__THE TASK__.
Filter the entries for the word "phone". Copy each line in which it occurs.

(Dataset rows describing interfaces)

----

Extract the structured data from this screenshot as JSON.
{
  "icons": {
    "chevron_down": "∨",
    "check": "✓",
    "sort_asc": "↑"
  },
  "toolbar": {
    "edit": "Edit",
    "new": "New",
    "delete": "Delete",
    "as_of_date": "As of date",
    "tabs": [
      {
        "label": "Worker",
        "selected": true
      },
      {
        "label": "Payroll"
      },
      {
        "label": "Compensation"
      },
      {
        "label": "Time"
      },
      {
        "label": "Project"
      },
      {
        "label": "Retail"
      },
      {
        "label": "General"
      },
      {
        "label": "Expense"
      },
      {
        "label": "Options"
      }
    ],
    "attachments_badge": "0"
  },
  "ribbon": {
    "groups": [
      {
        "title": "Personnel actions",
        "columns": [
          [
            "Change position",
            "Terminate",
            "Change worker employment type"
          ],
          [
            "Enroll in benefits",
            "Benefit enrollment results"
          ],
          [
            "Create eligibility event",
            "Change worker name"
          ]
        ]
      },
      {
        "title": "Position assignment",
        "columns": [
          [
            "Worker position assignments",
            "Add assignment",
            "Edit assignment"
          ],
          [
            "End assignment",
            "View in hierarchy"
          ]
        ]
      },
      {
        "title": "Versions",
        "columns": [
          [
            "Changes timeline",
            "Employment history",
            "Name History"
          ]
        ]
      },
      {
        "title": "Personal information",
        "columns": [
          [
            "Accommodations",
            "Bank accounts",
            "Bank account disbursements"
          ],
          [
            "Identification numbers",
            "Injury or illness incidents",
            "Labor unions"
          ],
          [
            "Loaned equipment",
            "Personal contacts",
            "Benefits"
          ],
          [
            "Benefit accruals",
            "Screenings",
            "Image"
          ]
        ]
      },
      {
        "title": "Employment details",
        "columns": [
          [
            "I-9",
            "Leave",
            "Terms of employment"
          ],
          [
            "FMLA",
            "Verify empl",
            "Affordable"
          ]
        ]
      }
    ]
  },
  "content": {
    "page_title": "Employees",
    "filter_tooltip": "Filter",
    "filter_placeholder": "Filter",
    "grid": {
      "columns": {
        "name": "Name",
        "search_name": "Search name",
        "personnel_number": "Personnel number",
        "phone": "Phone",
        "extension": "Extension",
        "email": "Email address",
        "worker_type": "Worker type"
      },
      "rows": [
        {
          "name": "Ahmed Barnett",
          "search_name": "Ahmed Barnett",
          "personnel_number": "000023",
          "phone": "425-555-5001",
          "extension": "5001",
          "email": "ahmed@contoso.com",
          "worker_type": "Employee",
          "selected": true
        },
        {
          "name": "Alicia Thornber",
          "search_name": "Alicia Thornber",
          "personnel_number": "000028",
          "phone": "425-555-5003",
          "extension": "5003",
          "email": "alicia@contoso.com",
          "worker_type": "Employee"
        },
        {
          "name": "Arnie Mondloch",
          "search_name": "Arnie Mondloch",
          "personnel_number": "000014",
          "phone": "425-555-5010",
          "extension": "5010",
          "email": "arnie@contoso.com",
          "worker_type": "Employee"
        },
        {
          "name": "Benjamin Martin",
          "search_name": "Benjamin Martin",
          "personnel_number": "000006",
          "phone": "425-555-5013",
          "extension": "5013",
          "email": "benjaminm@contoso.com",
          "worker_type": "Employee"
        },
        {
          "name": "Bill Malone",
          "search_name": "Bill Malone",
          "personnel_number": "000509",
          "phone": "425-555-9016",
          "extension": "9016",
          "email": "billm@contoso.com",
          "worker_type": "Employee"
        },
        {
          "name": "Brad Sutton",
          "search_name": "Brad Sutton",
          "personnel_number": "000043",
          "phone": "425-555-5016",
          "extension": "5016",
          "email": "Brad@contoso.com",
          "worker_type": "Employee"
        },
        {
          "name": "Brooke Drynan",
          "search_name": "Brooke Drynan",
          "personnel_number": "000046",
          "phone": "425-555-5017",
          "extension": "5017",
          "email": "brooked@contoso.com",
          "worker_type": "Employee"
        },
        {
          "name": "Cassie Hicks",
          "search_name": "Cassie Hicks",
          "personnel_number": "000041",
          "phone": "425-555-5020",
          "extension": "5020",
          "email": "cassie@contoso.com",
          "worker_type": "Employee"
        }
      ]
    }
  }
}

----

__WRITTEN ANSWER__.
        "phone": "Phone",
          "phone": "425-555-5001",
          "phone": "425-555-5003",
          "phone": "425-555-5010",
          "phone": "425-555-5013",
          "phone": "425-555-9016",
          "phone": "425-555-5016",
          "phone": "425-555-5017",
          "phone": "425-555-5020",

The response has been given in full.